Car seat compatibility (as a single stroller): Chicco, Graco, Peg Perego, Maxi-Cosi

Perks:  Adjustable handlebar. Compact fold. Great tires. Converts to a double stroller.

Drawbacks:  The recline positions are basically “sitting up” or “lying down.” The quality of the product has been questionable over the past few years, depending on which batch your stroller was in . . .  but hopefully this will be on the upswing now that Phil & Ted represent themselves in the States and seem committed to constantly improving their products.

This stroller has terrific wheels and amazing suspension, plus car seat compatibility and an optional bassinet feature. There’s an impressive selection of every conceivable accessory—including a cooler for “drink transport” that attaches under the stroller. The 2010 models also have “forever-air” tires, which means less maintenance.

Car seat compatibility:
Graco, Peg Perego, Maxi-Cosi, Chicco, Britax, Evenflo

Age range: Birth to 75 pounds

Perks: Adjustable foot rest, handbrake, terrific canopy, padded seat, amazing fold. Assembly? What assembly?—Snap on the wheel and canopy and go to town!

Drawbacks:  It’s not the lightest of strollers, weighing in the mid-20s.

A perfect hybrid of a jogger and an all-terrain, the Revolution will always be considered one of the best-made, most durable strollers on the market. The seat is wide, the wheels are great, and the suspension is top-notch. A great stroller if you want a rugged option without the frills of a buggy.

Car seat compatibility: Graco, Peg Perego

Age range: Birth (with car seat adapter) to 70 pounds.

Perks: Amazing suspension.

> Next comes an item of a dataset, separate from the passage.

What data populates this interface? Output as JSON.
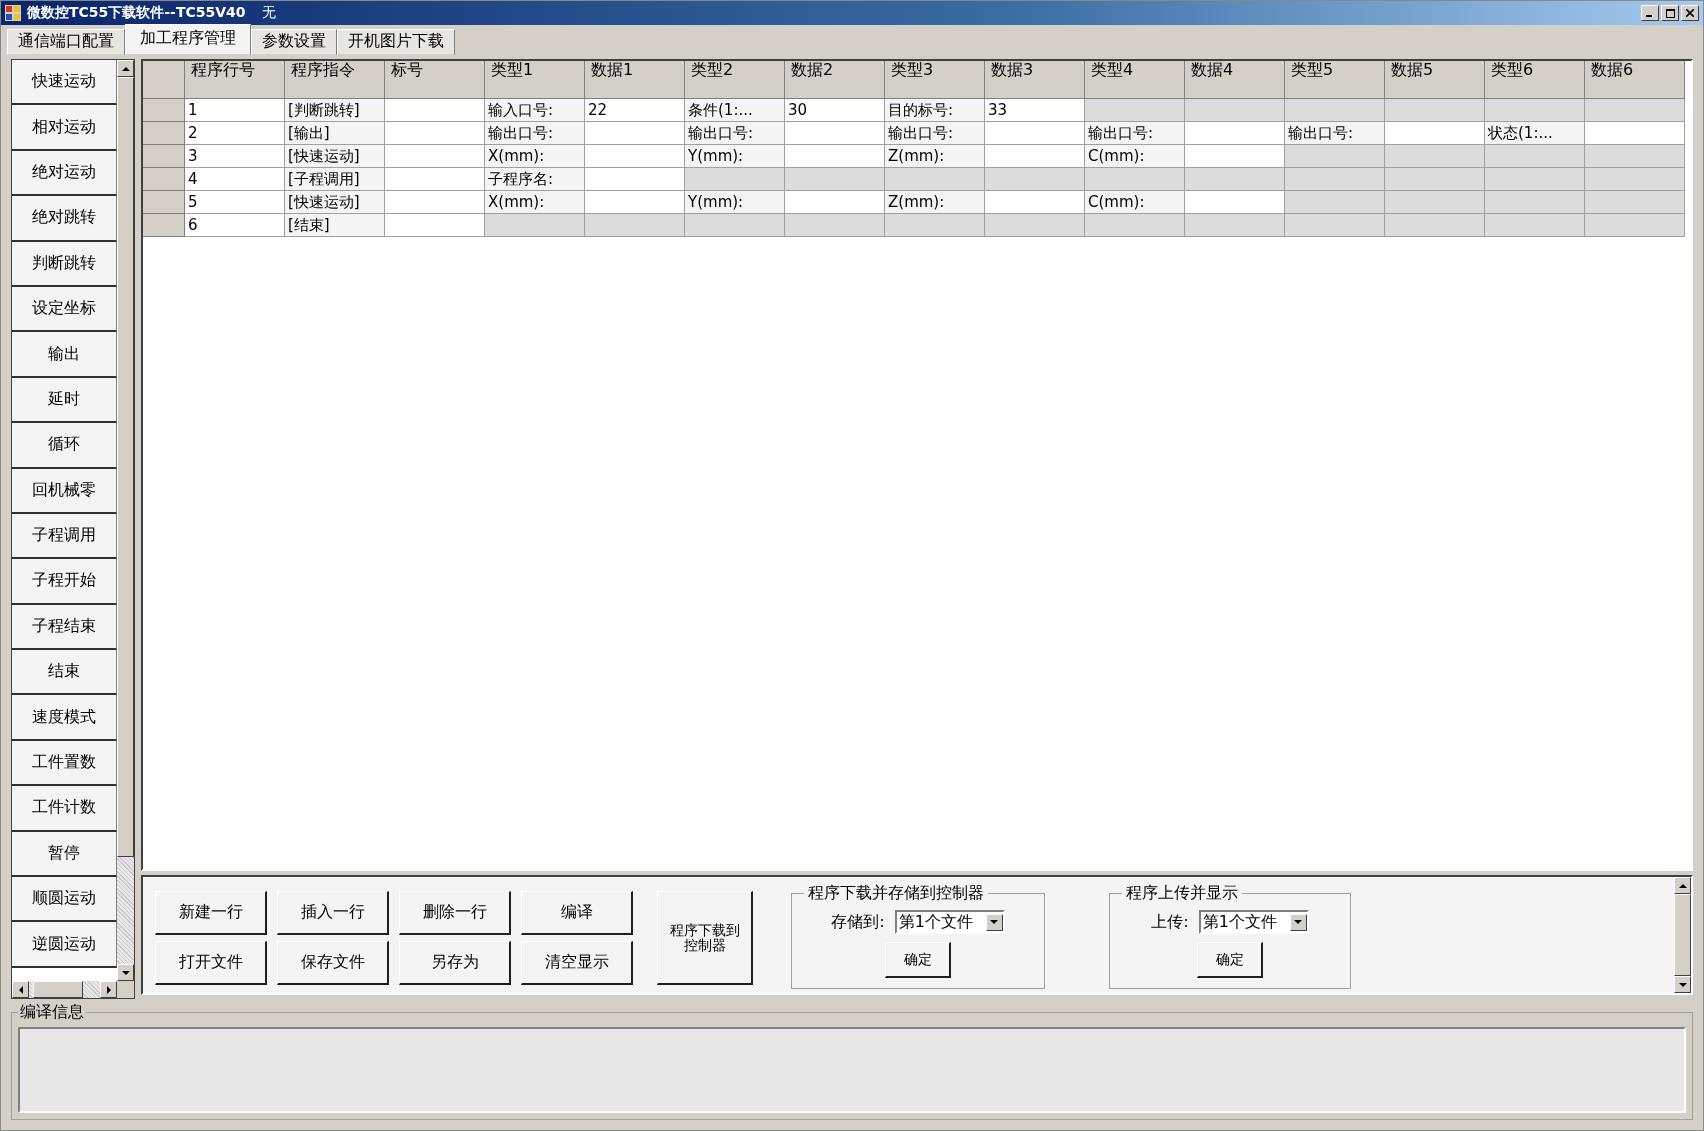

Handbrake. Easy fold.

Drawbacks:  The stroller, when folded, is long. No adjustable footrest. Not an ideal stroller from birth, but if you use a car seat adapter, you’re good to go.